WASHINGTON, Dec 11—Islamist movements participating in politics in the Middle East have reached an important crossroad. Despite some electoral success, they have failed to influence policy and are criticized by their base for abandoning their religious commitments. Islamist movements must convince their supporters that political participation is the best way to affect government in the long term, despite seemingly poor short-term gains, concludes a new paper from the Carnegie Endowment.

Marina Ottaway and Amr Hamzawy examine the experiences of “participating Islamist movements” in Morocco, Algeria, Egypt, Jordan, Bahrain, Kuwait, and Yemen. Islamists are torn between their need to compromise on some social and political issues to be effective political players and the risk of alienating their core supporters.

Key Conclusions:

  • Islamist movements are reacting to their failure to influence policy and criticism from their base by either reverting to hard-line stances or engaging in extensive debates that create uncertainty and weaken support.
  • Islamist movements operating without constant threat of repression by the state are more willing to compromise, focus on pragmatic policy issues, and remain committed to democratic processes, while Islamists whose participation is hampered by the state are more focused on ideological issues and marginalize reformers within the movement.
  • The presence of Islamist movements with an armed wing affects the balance of power within a state and sometimes hinders the process of moderation, but excluding armed Islamists from the political process is unrealistic given their tremendous popular support.

The authors conclude:

“While participation is not invariably a process of further democratization and moderation, it is also clear that non-participation—either enforced by governments or chosen by the leadership of Islamist parties and movements—is a guarantee that a process of moderation will not take place. This is a sobering thought for those governments and their international backers that would like to set the bar for participation by Islamists extremely high. The choice is not between allowing the somewhat risky participation by Islamists in politics and their disappearance from the political scene. It is between allowing their participation despite the existence of gray zones with the possibility that a moderating process will unfold, and excluding them from the legal political process—thus ensuring the growing influence of hard-liners inside those movements and the continued existence of gray zones.”

###


bulletNOTES

  • Marina Ottaway, director of the Carnegie Middle East Program, specializes in democracy and post-conflict reconstruction issues, with special focus on problems of political transformation in the Middle East and reconstruction in Iraq, Afghanistan, the Balkans, and African countries.
  • Amr Hamzawy, senior associate at the Carnegie Middle East Center and distinguished Egyptian political scientist, previously taught at Cairo University and the Free University of Berlin. Hamzawy has a deep knowledge of Middle East politics and specific expertise on reform in the region.
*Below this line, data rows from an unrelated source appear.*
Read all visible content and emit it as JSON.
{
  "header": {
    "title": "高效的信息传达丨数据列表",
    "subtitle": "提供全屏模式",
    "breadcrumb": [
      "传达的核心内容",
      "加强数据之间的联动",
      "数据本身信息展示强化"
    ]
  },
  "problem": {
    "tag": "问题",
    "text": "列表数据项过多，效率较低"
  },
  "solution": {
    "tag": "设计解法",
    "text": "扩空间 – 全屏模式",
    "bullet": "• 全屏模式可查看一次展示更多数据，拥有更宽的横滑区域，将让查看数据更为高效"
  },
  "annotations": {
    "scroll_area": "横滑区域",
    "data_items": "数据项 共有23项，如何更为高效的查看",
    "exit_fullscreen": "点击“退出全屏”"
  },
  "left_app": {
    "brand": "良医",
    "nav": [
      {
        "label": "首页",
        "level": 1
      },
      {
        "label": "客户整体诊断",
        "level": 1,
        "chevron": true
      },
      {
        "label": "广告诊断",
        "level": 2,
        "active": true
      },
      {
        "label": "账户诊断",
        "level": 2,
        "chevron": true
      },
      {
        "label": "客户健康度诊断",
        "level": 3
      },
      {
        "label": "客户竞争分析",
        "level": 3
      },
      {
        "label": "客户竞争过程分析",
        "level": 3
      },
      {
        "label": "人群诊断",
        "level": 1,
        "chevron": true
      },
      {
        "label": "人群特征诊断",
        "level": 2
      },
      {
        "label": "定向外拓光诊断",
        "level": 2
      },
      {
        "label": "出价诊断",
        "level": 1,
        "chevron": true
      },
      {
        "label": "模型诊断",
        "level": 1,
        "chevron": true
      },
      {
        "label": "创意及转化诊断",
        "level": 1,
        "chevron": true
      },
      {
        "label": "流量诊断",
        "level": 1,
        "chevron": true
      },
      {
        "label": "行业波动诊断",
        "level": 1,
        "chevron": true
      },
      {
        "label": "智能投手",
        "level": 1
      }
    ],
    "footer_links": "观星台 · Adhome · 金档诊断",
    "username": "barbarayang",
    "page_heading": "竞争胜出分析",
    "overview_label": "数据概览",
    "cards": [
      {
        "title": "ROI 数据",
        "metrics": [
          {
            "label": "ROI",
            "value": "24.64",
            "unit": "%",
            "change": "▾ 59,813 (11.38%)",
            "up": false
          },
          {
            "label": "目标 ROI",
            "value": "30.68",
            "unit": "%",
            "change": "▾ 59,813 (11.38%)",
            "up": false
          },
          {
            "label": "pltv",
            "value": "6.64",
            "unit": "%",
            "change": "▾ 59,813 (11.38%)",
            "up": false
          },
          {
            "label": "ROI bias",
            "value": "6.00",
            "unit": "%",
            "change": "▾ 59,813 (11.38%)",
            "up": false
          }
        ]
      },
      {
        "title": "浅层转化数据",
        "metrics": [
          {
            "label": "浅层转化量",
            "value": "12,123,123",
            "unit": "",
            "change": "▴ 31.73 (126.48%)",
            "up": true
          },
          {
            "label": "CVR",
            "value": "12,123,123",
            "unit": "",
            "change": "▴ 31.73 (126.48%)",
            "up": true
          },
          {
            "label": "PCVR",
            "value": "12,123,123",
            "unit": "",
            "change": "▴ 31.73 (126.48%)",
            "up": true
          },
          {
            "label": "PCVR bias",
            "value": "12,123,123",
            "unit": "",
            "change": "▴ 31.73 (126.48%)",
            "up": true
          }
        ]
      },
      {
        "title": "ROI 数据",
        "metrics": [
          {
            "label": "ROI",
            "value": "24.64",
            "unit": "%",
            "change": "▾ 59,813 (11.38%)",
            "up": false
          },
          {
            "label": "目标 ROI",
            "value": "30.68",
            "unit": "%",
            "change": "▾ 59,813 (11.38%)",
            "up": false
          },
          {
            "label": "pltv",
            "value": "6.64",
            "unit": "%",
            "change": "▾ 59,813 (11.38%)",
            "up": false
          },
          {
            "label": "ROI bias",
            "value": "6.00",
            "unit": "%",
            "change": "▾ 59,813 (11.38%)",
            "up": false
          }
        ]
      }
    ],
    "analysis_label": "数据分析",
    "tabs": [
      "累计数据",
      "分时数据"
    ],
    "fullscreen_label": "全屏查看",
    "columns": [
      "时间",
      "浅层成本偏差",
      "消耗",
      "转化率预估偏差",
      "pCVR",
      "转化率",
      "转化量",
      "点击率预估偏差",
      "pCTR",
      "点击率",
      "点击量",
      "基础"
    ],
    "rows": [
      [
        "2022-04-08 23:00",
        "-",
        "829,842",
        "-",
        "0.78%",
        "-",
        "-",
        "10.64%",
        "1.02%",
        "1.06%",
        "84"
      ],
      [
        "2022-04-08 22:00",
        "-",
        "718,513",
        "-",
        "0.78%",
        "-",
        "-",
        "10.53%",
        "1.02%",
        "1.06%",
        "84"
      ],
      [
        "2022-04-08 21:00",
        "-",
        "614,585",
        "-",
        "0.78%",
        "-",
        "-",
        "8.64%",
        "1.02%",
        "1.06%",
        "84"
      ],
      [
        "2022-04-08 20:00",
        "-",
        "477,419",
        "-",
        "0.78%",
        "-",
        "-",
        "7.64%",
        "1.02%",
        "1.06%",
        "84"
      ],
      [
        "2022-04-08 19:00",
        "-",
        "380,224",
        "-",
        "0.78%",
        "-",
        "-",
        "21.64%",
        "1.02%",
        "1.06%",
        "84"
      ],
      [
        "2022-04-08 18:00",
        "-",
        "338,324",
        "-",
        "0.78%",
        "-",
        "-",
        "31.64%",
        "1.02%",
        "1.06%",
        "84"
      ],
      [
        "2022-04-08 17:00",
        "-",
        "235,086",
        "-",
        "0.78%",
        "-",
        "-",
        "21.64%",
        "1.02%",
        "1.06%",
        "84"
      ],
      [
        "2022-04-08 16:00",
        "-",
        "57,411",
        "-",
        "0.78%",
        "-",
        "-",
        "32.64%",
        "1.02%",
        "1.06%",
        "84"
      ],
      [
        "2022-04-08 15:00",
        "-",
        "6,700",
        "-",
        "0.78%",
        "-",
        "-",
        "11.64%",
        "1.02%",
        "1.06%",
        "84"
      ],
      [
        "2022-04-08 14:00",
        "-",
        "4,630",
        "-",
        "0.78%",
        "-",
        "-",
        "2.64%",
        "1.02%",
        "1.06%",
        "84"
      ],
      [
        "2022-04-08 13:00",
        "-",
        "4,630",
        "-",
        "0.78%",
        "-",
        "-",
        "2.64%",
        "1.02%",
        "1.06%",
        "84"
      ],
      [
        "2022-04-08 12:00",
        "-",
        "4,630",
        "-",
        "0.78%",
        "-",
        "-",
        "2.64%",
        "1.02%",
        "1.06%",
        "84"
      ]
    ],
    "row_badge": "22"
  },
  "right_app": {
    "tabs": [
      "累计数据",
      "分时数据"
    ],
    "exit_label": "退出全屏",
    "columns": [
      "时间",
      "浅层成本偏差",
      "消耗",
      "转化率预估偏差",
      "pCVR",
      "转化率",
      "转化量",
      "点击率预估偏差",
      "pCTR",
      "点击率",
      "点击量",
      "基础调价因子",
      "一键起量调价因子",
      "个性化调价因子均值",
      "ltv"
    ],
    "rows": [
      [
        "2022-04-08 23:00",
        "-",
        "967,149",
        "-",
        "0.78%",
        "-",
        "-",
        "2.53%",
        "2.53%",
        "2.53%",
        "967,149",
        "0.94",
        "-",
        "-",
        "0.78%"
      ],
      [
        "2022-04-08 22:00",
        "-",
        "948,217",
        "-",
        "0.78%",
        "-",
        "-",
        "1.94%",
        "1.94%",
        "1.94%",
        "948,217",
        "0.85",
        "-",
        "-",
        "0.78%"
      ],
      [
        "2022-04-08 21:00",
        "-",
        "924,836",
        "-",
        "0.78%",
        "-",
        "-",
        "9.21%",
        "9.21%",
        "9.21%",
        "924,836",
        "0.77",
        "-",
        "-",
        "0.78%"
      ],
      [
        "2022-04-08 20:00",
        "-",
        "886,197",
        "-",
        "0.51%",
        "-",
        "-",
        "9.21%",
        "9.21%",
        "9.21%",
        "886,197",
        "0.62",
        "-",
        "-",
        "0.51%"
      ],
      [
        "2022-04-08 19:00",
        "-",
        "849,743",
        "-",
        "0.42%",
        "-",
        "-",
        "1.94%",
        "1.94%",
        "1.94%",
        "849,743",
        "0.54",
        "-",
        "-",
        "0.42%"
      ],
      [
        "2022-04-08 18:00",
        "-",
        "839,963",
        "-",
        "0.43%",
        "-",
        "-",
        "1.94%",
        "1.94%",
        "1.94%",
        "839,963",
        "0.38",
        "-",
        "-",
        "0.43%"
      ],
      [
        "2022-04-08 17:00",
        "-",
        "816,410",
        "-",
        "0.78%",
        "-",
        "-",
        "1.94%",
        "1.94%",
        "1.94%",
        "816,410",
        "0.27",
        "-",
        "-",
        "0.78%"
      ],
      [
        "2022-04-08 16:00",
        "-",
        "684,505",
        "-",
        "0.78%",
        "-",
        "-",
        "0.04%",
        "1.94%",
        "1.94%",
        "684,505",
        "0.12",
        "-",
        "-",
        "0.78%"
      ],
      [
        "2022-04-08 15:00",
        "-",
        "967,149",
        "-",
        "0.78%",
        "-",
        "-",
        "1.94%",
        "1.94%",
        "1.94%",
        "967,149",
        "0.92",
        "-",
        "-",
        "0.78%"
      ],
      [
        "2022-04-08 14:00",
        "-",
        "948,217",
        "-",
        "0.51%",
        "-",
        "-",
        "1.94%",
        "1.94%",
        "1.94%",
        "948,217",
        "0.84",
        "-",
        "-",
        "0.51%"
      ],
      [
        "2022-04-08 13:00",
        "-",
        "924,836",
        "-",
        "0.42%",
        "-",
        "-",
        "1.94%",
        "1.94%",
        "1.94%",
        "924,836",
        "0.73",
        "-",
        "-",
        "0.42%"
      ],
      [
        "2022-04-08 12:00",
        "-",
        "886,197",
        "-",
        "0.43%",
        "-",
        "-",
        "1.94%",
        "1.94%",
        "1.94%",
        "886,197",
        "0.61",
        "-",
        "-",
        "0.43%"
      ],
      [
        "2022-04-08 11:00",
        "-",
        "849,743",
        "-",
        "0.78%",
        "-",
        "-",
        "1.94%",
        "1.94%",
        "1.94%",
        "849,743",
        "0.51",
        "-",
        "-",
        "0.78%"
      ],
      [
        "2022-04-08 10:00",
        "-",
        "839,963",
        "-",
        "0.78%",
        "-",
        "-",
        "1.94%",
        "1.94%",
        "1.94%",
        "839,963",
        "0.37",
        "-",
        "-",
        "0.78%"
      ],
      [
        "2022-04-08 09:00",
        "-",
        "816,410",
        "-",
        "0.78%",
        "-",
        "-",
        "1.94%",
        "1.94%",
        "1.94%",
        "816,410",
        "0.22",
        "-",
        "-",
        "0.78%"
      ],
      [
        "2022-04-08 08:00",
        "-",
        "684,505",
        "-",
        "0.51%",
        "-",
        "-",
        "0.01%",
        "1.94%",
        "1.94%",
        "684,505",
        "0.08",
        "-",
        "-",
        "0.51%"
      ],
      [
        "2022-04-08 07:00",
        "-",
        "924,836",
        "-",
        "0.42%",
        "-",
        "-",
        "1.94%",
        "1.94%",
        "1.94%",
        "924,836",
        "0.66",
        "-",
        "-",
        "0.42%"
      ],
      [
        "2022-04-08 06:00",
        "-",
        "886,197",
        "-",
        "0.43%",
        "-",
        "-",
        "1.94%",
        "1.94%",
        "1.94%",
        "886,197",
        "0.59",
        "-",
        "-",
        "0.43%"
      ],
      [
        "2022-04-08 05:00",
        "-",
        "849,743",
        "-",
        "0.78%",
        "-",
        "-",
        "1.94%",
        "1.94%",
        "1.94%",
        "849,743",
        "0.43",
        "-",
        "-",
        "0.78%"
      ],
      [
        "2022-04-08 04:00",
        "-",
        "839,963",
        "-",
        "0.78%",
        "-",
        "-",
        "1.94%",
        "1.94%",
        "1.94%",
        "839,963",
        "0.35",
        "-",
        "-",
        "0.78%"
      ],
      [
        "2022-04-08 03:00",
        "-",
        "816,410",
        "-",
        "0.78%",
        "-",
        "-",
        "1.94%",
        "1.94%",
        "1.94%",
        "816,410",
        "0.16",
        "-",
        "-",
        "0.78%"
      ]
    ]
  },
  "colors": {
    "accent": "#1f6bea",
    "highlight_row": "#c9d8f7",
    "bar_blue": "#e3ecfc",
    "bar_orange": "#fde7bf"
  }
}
His research interests include the changing dynamics of political participation in the Arab world, and the role of Islamist movements in Arab politics.
  • Carnegie's Arab Reform Bulletin has been transformed into a full-featured website that offers greatly enhanced search functionality, the option for readers to comment on articles, and frequent news updates.